Other finishing touches have a distinctly North Korean touch: a scythe instead of a weedwhacker, puppy-skin gloves instead of calfskin ones.
On his off days, Ga teaches the children how to snare birds and do real work, like finishing up the escape tunnel. They love it.
Ga also takes time to check out Commander Ga's laptop. He finds photographs like Mongnan's on there.
Sun Moon also receives a new movie script written for her by the Dear Leader. It's called Ultimate Sacrifices. It upsets her because it is really the story of her existence with imposter Ga.
Sun Moon is depressed by the sameness of all her roles. They're all about survival and endurance: nothing more. Ga tries to cheer her up by saying that her acting inspires people. It makes them feel like there's a purpose for their suffering, even when there really isn't. A backhanded compliment, perhaps?
But Sun Moon isn't buying it. She knows that the Dear Leader is doing this to humiliate them both. He would love to see her acting in a role about submission—and then never release it, like he did with her last movie.

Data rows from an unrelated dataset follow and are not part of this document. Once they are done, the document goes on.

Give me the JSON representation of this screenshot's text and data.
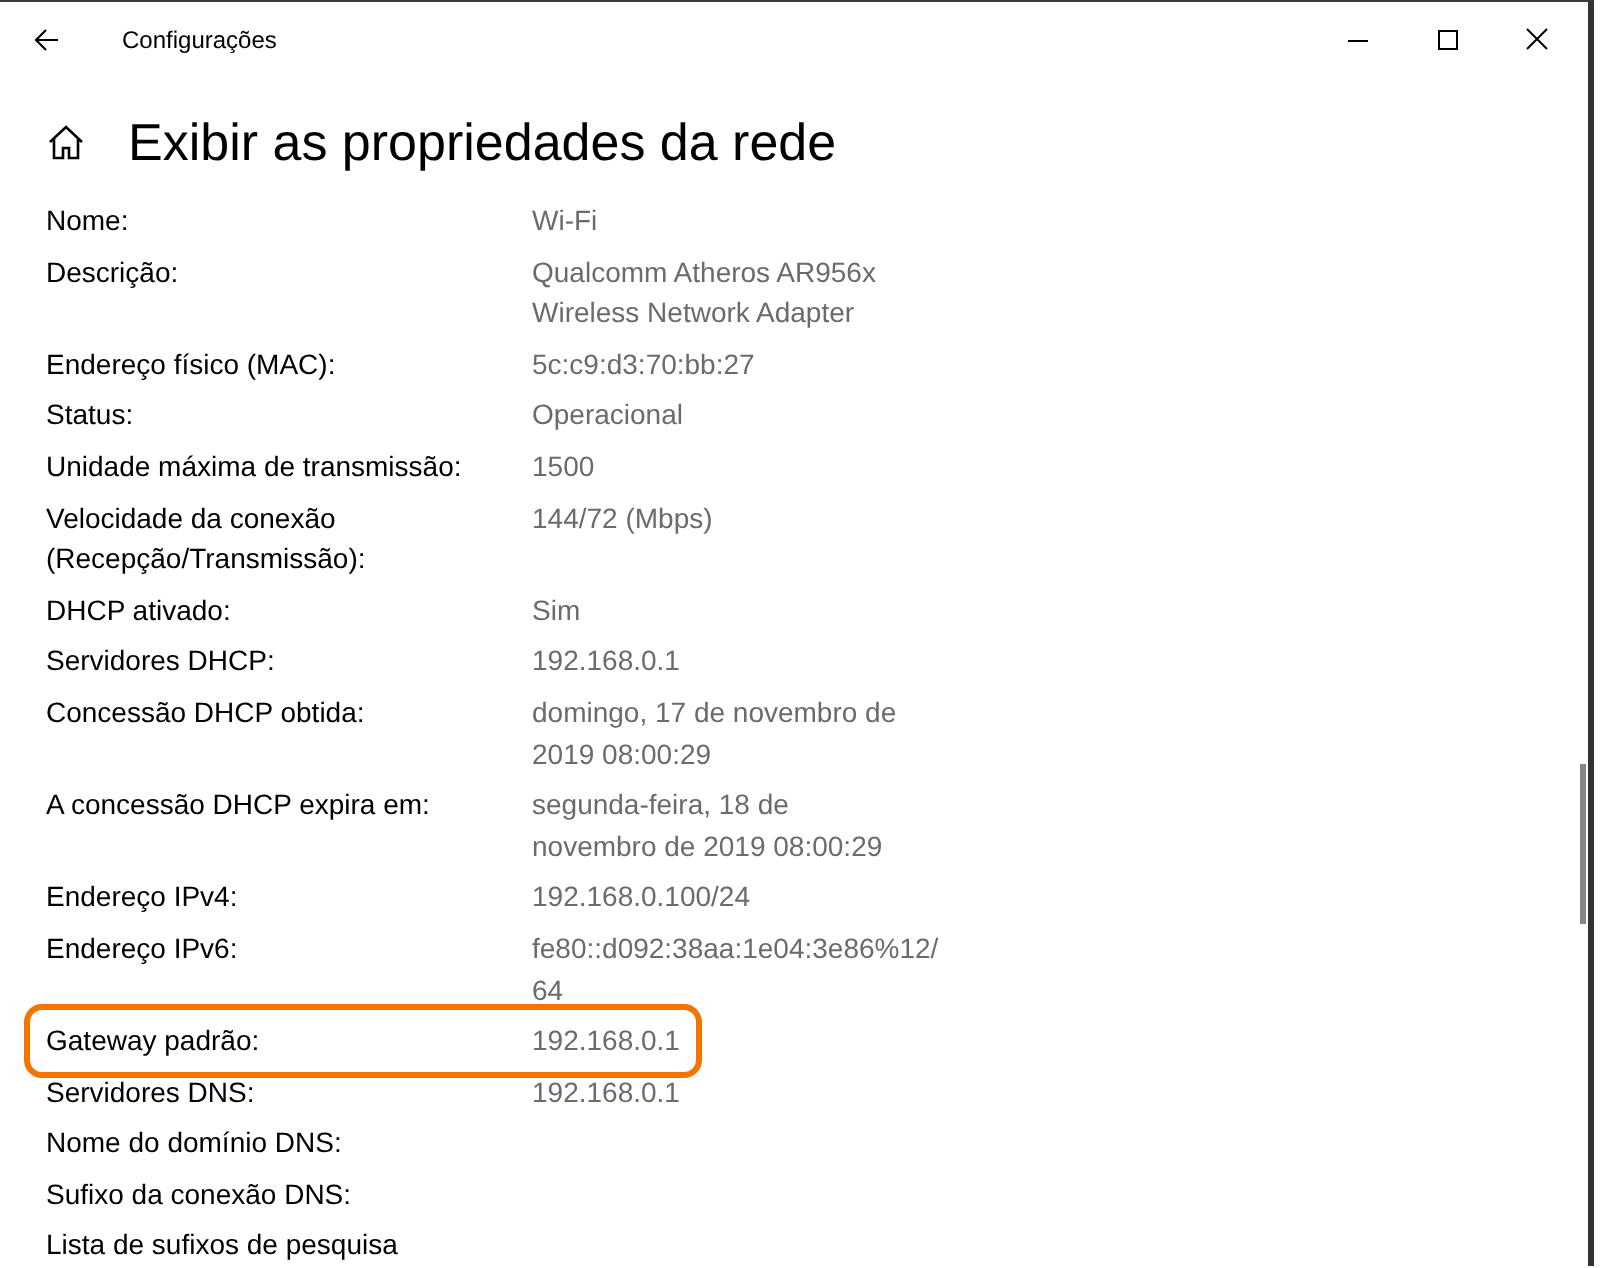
{
  "window": {
    "title": "Configurações"
  },
  "page": {
    "heading": "Exibir as propriedades da rede"
  },
  "properties": [
    {
      "label_lines": [
        "Nome:"
      ],
      "value_lines": [
        "Wi-Fi"
      ],
      "highlighted": false
    },
    {
      "label_lines": [
        "Descrição:"
      ],
      "value_lines": [
        "Qualcomm Atheros AR956x",
        "Wireless Network Adapter"
      ],
      "highlighted": false
    },
    {
      "label_lines": [
        "Endereço físico (MAC):"
      ],
      "value_lines": [
        "5c:c9:d3:70:bb:27"
      ],
      "highlighted": false
    },
    {
      "label_lines": [
        "Status:"
      ],
      "value_lines": [
        "Operacional"
      ],
      "highlighted": false
    },
    {
      "label_lines": [
        "Unidade máxima de transmissão:"
      ],
      "value_lines": [
        "1500"
      ],
      "highlighted": false
    },
    {
      "label_lines": [
        "Velocidade da conexão",
        "(Recepção/Transmissão):"
      ],
      "value_lines": [
        "144/72 (Mbps)"
      ],
      "highlighted": false
    },
    {
      "label_lines": [
        "DHCP ativado:"
      ],
      "value_lines": [
        "Sim"
      ],
      "highlighted": false
    },
    {
      "label_lines": [
        "Servidores DHCP:"
      ],
      "value_lines": [
        "192.168.0.1"
      ],
      "highlighted": false
    },
    {
      "label_lines": [
        "Concessão DHCP obtida:"
      ],
      "value_lines": [
        "domingo, 17 de novembro de",
        "2019 08:00:29"
      ],
      "highlighted": false
    },
    {
      "label_lines": [
        "A concessão DHCP expira em:"
      ],
      "value_lines": [
        "segunda-feira, 18 de",
        "novembro de 2019 08:00:29"
      ],
      "highlighted": false
    },
    {
      "label_lines": [
        "Endereço IPv4:"
      ],
      "value_lines": [
        "192.168.0.100/24"
      ],
      "highlighted": false
    },
    {
      "label_lines": [
        "Endereço IPv6:"
      ],
      "value_lines": [
        "fe80::d092:38aa:1e04:3e86%12/",
        "64"
      ],
      "highlighted": false
    },
    {
      "label_lines": [
        "Gateway padrão:"
      ],
      "value_lines": [
        "192.168.0.1"
      ],
      "highlighted": true
    },
    {
      "label_lines": [
        "Servidores DNS:"
      ],
      "value_lines": [
        "192.168.0.1"
      ],
      "highlighted": false
    },
    {
      "label_lines": [
        "Nome do domínio DNS:"
      ],
      "highlighted": false
    },
    {
      "label_lines": [
        "Sufixo da conexão DNS:"
      ],
      "highlighted": false
    },
    {
      "label_lines": [
        "Lista de sufixos de pesquisa"
      ],
      "highlighted": false
    }
  ]
}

Ga assures Sun Moon that he only wants to humiliate the Americans. Sun Moon takes the opportunity to school her new husband on Kim Jong Il. When he wants you to suffer, she says, he gives you something to lose. And he doesn't need reasons to destroy.
Ga tells Sun Moon that they should use her former husband's laptop to rewrite the script. Sun Moon warms to the idea and begins offering changes.
While Sun Moon and Ga are deep in editing mode, Brando barks. The children's bird trap has worked. Ga takes the children outside and shows them how to dress—and eat—a little bird on the spot. They think he's totally awesome. A little gross, but awesome.
The voice on the loudspeaker blares the news and asks all citizens to make sure their neighbors' loudspeakers are working, just in case there is another sneak attack from the Americans.
And we continue with the official story of Sun Moon and Commander Ga. This time, they are going on a picnic in the Revolutionary Martyrs' Cemetery to honor Sun Moon's great uncle.
Sun Moon tells Ga that she only has her mother left—and she's at Wonsan in retirement. Sun Moon wonders why she never writes.
Ga assures Sun Moon that the old people in Wonsan are probably having wayyy too much fun to write to anyone. She shouldn't worry about her mother's silence.
Ga takes the children through the cemetery to look at the busts of the martyrs. He can tell the story of each one, including Pak Jun Do and Un Bo Song.
Sun Moon is quite turned on by all the stories of sacrifice and patriotism, so she sends the children into the woods so she can have some "quality time" with Ga.
Sun Moon and Ga enter into a hothouse that grows kimilsungia, and, in one of the greatest socialist love-making scenes ever written, they get busy.